▶ WHAT YOU ARE ASKED TO DO
Below are records to be output exactly, every one of them.

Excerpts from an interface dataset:
++++++

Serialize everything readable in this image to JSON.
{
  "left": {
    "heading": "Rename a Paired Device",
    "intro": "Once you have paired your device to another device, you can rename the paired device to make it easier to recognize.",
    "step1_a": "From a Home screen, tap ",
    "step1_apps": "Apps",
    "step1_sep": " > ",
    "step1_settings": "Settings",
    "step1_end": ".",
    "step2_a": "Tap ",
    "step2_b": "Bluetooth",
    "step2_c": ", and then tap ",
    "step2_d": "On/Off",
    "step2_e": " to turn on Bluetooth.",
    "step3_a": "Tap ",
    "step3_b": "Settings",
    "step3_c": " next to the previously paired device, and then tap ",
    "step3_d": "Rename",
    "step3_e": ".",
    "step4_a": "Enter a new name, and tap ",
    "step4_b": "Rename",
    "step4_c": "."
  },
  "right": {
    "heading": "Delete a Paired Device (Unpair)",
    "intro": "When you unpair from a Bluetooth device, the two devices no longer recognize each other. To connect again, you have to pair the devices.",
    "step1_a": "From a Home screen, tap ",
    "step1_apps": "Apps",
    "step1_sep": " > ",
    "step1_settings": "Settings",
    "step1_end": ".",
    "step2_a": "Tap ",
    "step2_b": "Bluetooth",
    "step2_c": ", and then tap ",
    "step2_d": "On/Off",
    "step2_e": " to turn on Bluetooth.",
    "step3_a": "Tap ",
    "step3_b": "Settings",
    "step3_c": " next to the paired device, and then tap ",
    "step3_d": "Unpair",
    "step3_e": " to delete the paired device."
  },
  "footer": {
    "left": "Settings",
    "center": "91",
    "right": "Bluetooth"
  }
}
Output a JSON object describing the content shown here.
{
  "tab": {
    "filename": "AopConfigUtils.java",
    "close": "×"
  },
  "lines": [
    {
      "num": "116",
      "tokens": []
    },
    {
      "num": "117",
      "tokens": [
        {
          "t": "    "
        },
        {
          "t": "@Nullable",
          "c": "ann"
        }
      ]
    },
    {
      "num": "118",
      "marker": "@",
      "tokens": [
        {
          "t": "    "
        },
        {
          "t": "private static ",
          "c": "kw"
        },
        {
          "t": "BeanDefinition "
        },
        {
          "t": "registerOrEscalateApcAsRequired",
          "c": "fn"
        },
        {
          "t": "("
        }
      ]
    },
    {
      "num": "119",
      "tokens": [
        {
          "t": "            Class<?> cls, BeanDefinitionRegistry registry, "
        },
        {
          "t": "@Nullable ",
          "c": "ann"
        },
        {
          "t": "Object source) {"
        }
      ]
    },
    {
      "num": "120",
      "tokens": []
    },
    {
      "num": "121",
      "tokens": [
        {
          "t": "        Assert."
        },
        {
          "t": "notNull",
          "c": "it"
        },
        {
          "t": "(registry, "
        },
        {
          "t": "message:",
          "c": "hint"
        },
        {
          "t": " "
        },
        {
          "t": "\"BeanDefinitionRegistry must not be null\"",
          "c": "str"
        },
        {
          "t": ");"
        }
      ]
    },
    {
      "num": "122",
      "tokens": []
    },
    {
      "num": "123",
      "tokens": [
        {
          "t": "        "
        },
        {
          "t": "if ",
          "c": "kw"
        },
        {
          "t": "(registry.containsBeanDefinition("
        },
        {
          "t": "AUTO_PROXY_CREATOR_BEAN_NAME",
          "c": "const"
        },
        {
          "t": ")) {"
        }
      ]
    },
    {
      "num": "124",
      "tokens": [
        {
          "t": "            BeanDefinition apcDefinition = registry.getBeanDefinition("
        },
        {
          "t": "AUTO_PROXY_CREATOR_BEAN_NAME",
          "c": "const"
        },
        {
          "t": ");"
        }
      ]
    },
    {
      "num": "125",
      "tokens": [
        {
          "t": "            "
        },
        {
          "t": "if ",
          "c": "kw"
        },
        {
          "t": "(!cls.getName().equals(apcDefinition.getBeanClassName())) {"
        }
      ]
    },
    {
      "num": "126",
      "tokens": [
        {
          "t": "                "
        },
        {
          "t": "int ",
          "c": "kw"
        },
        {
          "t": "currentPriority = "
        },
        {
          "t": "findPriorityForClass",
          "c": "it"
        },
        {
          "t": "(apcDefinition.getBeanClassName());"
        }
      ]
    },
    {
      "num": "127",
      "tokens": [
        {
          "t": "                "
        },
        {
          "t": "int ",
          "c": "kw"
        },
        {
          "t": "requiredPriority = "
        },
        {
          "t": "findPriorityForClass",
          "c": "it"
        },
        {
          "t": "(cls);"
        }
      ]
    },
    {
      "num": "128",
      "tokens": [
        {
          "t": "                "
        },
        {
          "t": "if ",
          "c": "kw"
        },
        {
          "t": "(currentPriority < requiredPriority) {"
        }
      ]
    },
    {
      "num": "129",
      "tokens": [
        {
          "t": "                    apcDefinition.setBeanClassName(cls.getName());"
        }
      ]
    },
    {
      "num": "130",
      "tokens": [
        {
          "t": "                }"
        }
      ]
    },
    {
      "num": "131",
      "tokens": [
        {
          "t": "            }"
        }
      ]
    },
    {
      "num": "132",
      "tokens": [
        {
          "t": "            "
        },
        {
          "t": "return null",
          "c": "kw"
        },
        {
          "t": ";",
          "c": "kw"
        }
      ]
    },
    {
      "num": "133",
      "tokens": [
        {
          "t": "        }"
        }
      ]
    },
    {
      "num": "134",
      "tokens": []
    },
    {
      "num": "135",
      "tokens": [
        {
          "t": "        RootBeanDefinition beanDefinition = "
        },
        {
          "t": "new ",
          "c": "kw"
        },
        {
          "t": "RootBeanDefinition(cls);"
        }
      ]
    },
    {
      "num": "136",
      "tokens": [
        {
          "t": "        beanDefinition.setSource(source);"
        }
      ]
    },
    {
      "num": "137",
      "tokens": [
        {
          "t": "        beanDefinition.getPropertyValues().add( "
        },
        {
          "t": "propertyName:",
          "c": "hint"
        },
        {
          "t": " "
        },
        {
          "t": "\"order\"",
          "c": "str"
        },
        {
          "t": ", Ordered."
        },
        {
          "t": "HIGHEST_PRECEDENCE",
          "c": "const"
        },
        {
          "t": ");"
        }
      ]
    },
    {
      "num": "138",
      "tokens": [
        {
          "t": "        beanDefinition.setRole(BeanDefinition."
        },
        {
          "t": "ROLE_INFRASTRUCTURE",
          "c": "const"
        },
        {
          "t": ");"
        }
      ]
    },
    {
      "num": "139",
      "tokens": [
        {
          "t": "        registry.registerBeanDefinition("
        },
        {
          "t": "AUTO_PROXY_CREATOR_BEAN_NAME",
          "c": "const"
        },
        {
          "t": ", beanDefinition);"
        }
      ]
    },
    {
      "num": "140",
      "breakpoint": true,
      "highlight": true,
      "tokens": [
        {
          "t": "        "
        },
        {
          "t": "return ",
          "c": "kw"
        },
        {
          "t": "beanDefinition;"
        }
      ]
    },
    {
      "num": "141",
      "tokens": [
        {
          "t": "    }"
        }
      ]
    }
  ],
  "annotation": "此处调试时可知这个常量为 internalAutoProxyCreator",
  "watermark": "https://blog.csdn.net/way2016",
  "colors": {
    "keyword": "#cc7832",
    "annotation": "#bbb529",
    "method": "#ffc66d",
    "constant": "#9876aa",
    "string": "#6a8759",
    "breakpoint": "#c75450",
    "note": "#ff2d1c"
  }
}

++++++

▶ EXERCISE RESULT
Serialize everything readable in this image to JSON.
{
  "left": {
    "heading": "Rename a Paired Device",
    "intro": "Once you have paired your device to another device, you can rename the paired device to make it easier to recognize.",
    "step1_a": "From a Home screen, tap ",
    "step1_apps": "Apps",
    "step1_sep": " > ",
    "step1_settings": "Settings",
    "step1_end": ".",
    "step2_a": "Tap ",
    "step2_b": "Bluetooth",
    "step2_c": ", and then tap ",
    "step2_d": "On/Off",
    "step2_e": " to turn on Bluetooth.",
    "step3_a": "Tap ",
    "step3_b": "Settings",
    "step3_c": " next to the previously paired device, and then tap ",
    "step3_d": "Rename",
    "step3_e": ".",
    "step4_a": "Enter a new name, and tap ",
    "step4_b": "Rename",
    "step4_c": "."
  },
  "right": {
    "heading": "Delete a Paired Device (Unpair)",
    "intro": "When you unpair from a Bluetooth device, the two devices no longer recognize each other. To connect again, you have to pair the devices.",
    "step1_a": "From a Home screen, tap ",
    "step1_apps": "Apps",
    "step1_sep": " > ",
    "step1_settings": "Settings",
    "step1_end": ".",
    "step2_a": "Tap ",
    "step2_b": "Bluetooth",
    "step2_c": ", and then tap ",
    "step2_d": "On/Off",
    "step2_e": " to turn on Bluetooth.",
    "step3_a": "Tap ",
    "step3_b": "Settings",
    "step3_c": " next to the paired device, and then tap ",
    "step3_d": "Unpair",
    "step3_e": " to delete the paired device."
  },
  "footer": {
    "left": "Settings",
    "center": "91",
    "right": "Bluetooth"
  }
}
Output a JSON object describing the content shown here.
{
  "tab": {
    "filename": "AopConfigUtils.java",
    "close": "×"
  },
  "lines": [
    {
      "num": "116",
      "tokens": []
    },
    {
      "num": "117",
      "tokens": [
        {
          "t": "    "
        },
        {
          "t": "@Nullable",
          "c": "ann"
        }
      ]
    },
    {
      "num": "118",
      "marker": "@",
      "tokens": [
        {
          "t": "    "
        },
        {
          "t": "private static ",
          "c": "kw"
        },
        {
          "t": "BeanDefinition "
        },
        {
          "t": "registerOrEscalateApcAsRequired",
          "c": "fn"
        },
        {
          "t": "("
        }
      ]
    },
    {
      "num": "119",
      "tokens": [
        {
          "t": "            Class<?> cls, BeanDefinitionRegistry registry, "
        },
        {
          "t": "@Nullable ",
          "c": "ann"
        },
        {
          "t": "Object source) {"
        }
      ]
    },
    {
      "num": "120",
      "tokens": []
    },
    {
      "num": "121",
      "tokens": [
        {
          "t": "        Assert."
        },
        {
          "t": "notNull",
          "c": "it"
        },
        {
          "t": "(registry, "
        },
        {
          "t": "message:",
          "c": "hint"
        },
        {
          "t": " "
        },
        {
          "t": "\"BeanDefinitionRegistry must not be null\"",
          "c": "str"
        },
        {
          "t": ");"
        }
      ]
    },
    {
      "num": "122",
      "tokens": []
    },
    {
      "num": "123",
      "tokens": [
        {
          "t": "        "
        },
        {
          "t": "if ",
          "c": "kw"
        },
        {
          "t": "(registry.containsBeanDefinition("
        },
        {
          "t": "AUTO_PROXY_CREATOR_BEAN_NAME",
          "c": "const"
        },
        {
          "t": ")) {"
        }
      ]
    },
    {
      "num": "124",
      "tokens": [
        {
          "t": "            BeanDefinition apcDefinition = registry.getBeanDefinition("
        },
        {
          "t": "AUTO_PROXY_CREATOR_BEAN_NAME",
          "c": "const"
        },
        {
          "t": ");"
        }
      ]
    },
    {
      "num": "125",
      "tokens": [
        {
          "t": "            "
        },
        {
          "t": "if ",
          "c": "kw"
        },
        {
          "t": "(!cls.getName().equals(apcDefinition.getBeanClassName())) {"
        }
      ]
    },
    {
      "num": "126",
      "tokens": [
        {
          "t": "                "
        },
        {
          "t": "int ",
          "c": "kw"
        },
        {
          "t": "currentPriority = "
        },
        {
          "t": "findPriorityForClass",
          "c": "it"
        },
        {
          "t": "(apcDefinition.getBeanClassName());"
        }
      ]
    },
    {
      "num": "127",
      "tokens": [
        {
          "t": "                "
        },
        {
          "t": "int ",
          "c": "kw"
        },
        {
          "t": "requiredPriority = "
        },
        {
          "t": "findPriorityForClass",
          "c": "it"
        },
        {
          "t": "(cls);"
        }
      ]
    },
    {
      "num": "128",
      "tokens": [
        {
          "t": "                "
        },
        {
          "t": "if ",
          "c": "kw"
        },
        {
          "t": "(currentPriority < requiredPriority) {"
        }
      ]
    },
    {
      "num": "129",
      "tokens": [
        {
          "t": "                    apcDefinition.setBeanClassName(cls.getName());"
        }
      ]
    },
    {
      "num": "130",
      "tokens": [
        {
          "t": "                }"
        }
      ]
    },
    {
      "num": "131",
      "tokens": [
        {
          "t": "            }"
        }
      ]
    },
    {
      "num": "132",
      "tokens": [
        {
          "t": "            "
        },
        {
          "t": "return null",
          "c": "kw"
        },
        {
          "t": ";",
          "c": "kw"
        }
      ]
    },
    {
      "num": "133",
      "tokens": [
        {
          "t": "        }"
        }
      ]
    },
    {
      "num": "134",
      "tokens": []
    },
    {
      "num": "135",
      "tokens": [
        {
          "t": "        RootBeanDefinition beanDefinition = "
        },
        {
          "t": "new ",
          "c": "kw"
        },
        {
          "t": "RootBeanDefinition(cls);"
        }
      ]
    },
    {
      "num": "136",
      "tokens": [
        {
          "t": "        beanDefinition.setSource(source);"
        }
      ]
    },
    {
      "num": "137",
      "tokens": [
        {
          "t": "        beanDefinition.getPropertyValues().add( "
        },
        {
          "t": "propertyName:",
          "c": "hint"
        },
        {
          "t": " "
        },
        {
          "t": "\"order\"",
          "c": "str"
        },
        {
          "t": ", Ordered."
        },
        {
          "t": "HIGHEST_PRECEDENCE",
          "c": "const"
        },
        {
          "t": ");"
        }
      ]
    },
    {
      "num": "138",
      "tokens": [
        {
          "t": "        beanDefinition.setRole(BeanDefinition."
        },
        {
          "t": "ROLE_INFRASTRUCTURE",
          "c": "const"
        },
        {
          "t": ");"
        }
      ]
    },
    {
      "num": "139",
      "tokens": [
        {
          "t": "        registry.registerBeanDefinition("
        },
        {
          "t": "AUTO_PROXY_CREATOR_BEAN_NAME",
          "c": "const"
        },
        {
          "t": ", beanDefinition);"
        }
      ]
    },
    {
      "num": "140",
      "breakpoint": true,
      "highlight": true,
      "tokens": [
        {
          "t": "        "
        },
        {
          "t": "return ",
          "c": "kw"
        },
        {
          "t": "beanDefinition;"
        }
      ]
    },
    {
      "num": "141",
      "tokens": [
        {
          "t": "    }"
        }
      ]
    }
  ],
  "annotation": "此处调试时可知这个常量为 internalAutoProxyCreator",
  "watermark": "https://blog.csdn.net/way2016",
  "colors": {
    "keyword": "#cc7832",
    "annotation": "#bbb529",
    "method": "#ffc66d",
    "constant": "#9876aa",
    "string": "#6a8759",
    "breakpoint": "#c75450",
    "note": "#ff2d1c"
  }
}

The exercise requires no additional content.